I'm trying to understand a Chinese Remainder Theorem proof, with the base case $\displaystyle n=2$, and I'm hoping someone can help me in my jam.

Suppose $\displaystyle gcd(m_1,m_2)=1 $ Then the system of congruences
$\displaystyle x\equiv{a} (mod$ $\displaystyle m_1)$
$\displaystyle x\equiv{b} (mod$ $\displaystyle m_2)$

has a unique solution $\displaystyle (mod$ $\displaystyle mn)$

Under conditions
$\displaystyle x-a=m_1R$ and $\displaystyle x-b=m_2T$. So

$\displaystyle x=a+m_1R=b+m_2T$. So

$\displaystyle m_1R-m_2T=b-a
This has a solution $\displaystyle R_0 $ and $\displaystyle T_0 $ and the full set of solutions set given by
$\displaystyle R=R_0+m_2k $ and $\displaystyle T=T_0+m_1k$

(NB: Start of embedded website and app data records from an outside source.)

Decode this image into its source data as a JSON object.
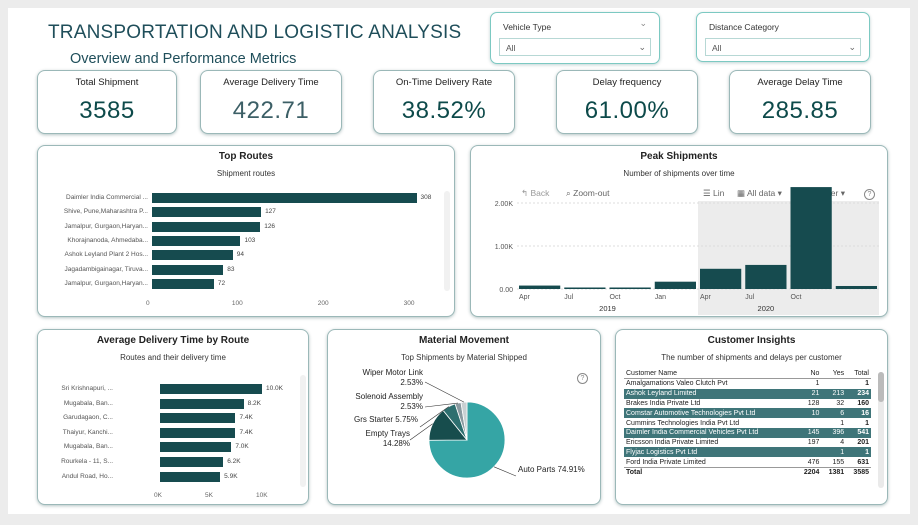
{
  "header": {
    "title": "TRANSPORTATION AND LOGISTIC ANALYSIS",
    "subtitle": "Overview and Performance Metrics"
  },
  "slicers": {
    "vehicle_type": {
      "label": "Vehicle Type",
      "value": "All"
    },
    "distance_category": {
      "label": "Distance Category",
      "value": "All"
    }
  },
  "kpis": [
    {
      "label": "Total Shipment",
      "value": "3585"
    },
    {
      "label": "Average Delivery Time",
      "value": "422.71"
    },
    {
      "label": "On-Time Delivery Rate",
      "value": "38.52%"
    },
    {
      "label": "Delay frequency",
      "value": "61.00%"
    },
    {
      "label": "Average Delay Time",
      "value": "285.85"
    }
  ],
  "top_routes": {
    "title": "Top Routes",
    "subtitle": "Shipment routes"
  },
  "peak_shipments": {
    "title": "Peak Shipments",
    "subtitle": "Number of shipments over time",
    "toolbar": {
      "back": "Back",
      "zoom_out": "Zoom-out",
      "lin": "Lin",
      "all_data": "All data",
      "quarter": "quarter"
    },
    "year_labels": [
      "2019",
      "2020"
    ]
  },
  "avg_delivery": {
    "title": "Average Delivery Time by Route",
    "subtitle": "Routes and their delivery time"
  },
  "material": {
    "title": "Material Movement",
    "subtitle": "Top Shipments by Material Shipped",
    "labels": {
      "wiper": [
        "Wiper Motor Link",
        "2.53%"
      ],
      "solenoid": [
        "Solenoid Assembly",
        "2.53%"
      ],
      "grs": [
        "Grs Starter 5.75%"
      ],
      "empty": [
        "Empty Trays",
        "14.28%"
      ],
      "auto": [
        "Auto Parts 74.91%"
      ]
    }
  },
  "customer": {
    "title": "Customer Insights",
    "subtitle": "The number of shipments and delays per customer",
    "columns": [
      "Customer Name",
      "No",
      "Yes",
      "Total"
    ],
    "rows": [
      {
        "name": "Amalgamations Valeo Clutch Pvt",
        "no": "1",
        "yes": "",
        "total": "1",
        "hl": false
      },
      {
        "name": "Ashok Leyland Limited",
        "no": "21",
        "yes": "213",
        "total": "234",
        "hl": true
      },
      {
        "name": "Brakes India Private Ltd",
        "no": "128",
        "yes": "32",
        "total": "160",
        "hl": false
      },
      {
        "name": "Comstar Automotive Technologies Pvt Ltd",
        "no": "10",
        "yes": "6",
        "total": "16",
        "hl": true
      },
      {
        "name": "Cummins Technologies India Pvt Ltd",
        "no": "",
        "yes": "1",
        "total": "1",
        "hl": false
      },
      {
        "name": "Daimler India Commercial Vehicles Pvt Ltd",
        "no": "145",
        "yes": "396",
        "total": "541",
        "hl": true
      },
      {
        "name": "Ericsson India Private Limited",
        "no": "197",
        "yes": "4",
        "total": "201",
        "hl": false
      },
      {
        "name": "Flyjac Logistics Pvt Ltd",
        "no": "",
        "yes": "1",
        "total": "1",
        "hl": true
      },
      {
        "name": "Ford India Private Limited",
        "no": "476",
        "yes": "155",
        "total": "631",
        "hl": false
      }
    ],
    "total": {
      "name": "Total",
      "no": "2204",
      "yes": "1381",
      "total": "3585"
    }
  },
  "chart_data": [
    {
      "type": "bar",
      "orientation": "horizontal",
      "title": "Top Routes",
      "subtitle": "Shipment routes",
      "categories": [
        "Daimler India Commercial ...",
        "Shive, Pune,Maharashtra P...",
        "Jamalpur, Gurgaon,Haryan...",
        "Khorajnanoda, Ahmedaba...",
        "Ashok Leyland Plant 2 Hos...",
        "Jagadambigainagar, Tiruva...",
        "Jamalpur, Gurgaon,Haryan..."
      ],
      "values": [
        308,
        127,
        126,
        103,
        94,
        83,
        72
      ],
      "xticks": [
        "0",
        "100",
        "200",
        "300"
      ],
      "xlim": [
        0,
        340
      ]
    },
    {
      "type": "bar",
      "title": "Peak Shipments",
      "subtitle": "Number of shipments over time",
      "categories": [
        "2019 Q1",
        "2019 Q2",
        "2019 Q3",
        "2019 Q4",
        "2020 Q1",
        "2020 Q2",
        "2020 Q3",
        "2020 Q4"
      ],
      "xticks": [
        "Apr",
        "Jul",
        "Oct",
        "Jan",
        "Apr",
        "Jul",
        "Oct"
      ],
      "values": [
        80,
        10,
        20,
        170,
        470,
        560,
        2370,
        70
      ],
      "yticks": [
        "0.00",
        "1.00K",
        "2.00K"
      ],
      "ylim": [
        0,
        2500
      ],
      "highlighted_categories": [
        "2020 Q1",
        "2020 Q2",
        "2020 Q3",
        "2020 Q4"
      ]
    },
    {
      "type": "bar",
      "orientation": "horizontal",
      "title": "Average Delivery Time by Route",
      "subtitle": "Routes and their delivery time",
      "categories": [
        "Sri Krishnapuri, ...",
        "Mugabala, Ban...",
        "Garudagaon, C...",
        "Thaiyur, Kanchi...",
        "Mugabala, Ban...",
        "Rourkela - 11, S...",
        "Andul Road, Ho..."
      ],
      "values": [
        10000,
        8200,
        7400,
        7400,
        7000,
        6200,
        5900
      ],
      "value_labels": [
        "10.0K",
        "8.2K",
        "7.4K",
        "7.4K",
        "7.0K",
        "6.2K",
        "5.9K"
      ],
      "xticks": [
        "0K",
        "5K",
        "10K"
      ],
      "xlim": [
        0,
        10000
      ]
    },
    {
      "type": "pie",
      "title": "Material Movement",
      "subtitle": "Top Shipments by Material Shipped",
      "labels": [
        "Auto Parts",
        "Empty Trays",
        "Grs Starter",
        "Solenoid Assembly",
        "Wiper Motor Link"
      ],
      "values": [
        74.91,
        14.28,
        5.75,
        2.53,
        2.53
      ],
      "colors": [
        "#35a5a5",
        "#174d4d",
        "#2d6f6f",
        "#8a9aa0",
        "#c9d0d2"
      ]
    }
  ]
}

So $\displaystyle x=a+m_1R_0+m_1m_2k=b+m_2T_0+m_1m_2k$

This apparently immediately demonstrates that this x solves our system of equations and also shows the solution is unique (modulo mn).
That final deduction confuses me. Can someone explain how $\displaystyle x=a+m_1R_0+m_1m_2k=b+m_2T_0+m_1m_2k$ demonstrates that this x solves the system and is unique $\displaystyle (mod$ $\displaystyle mn)$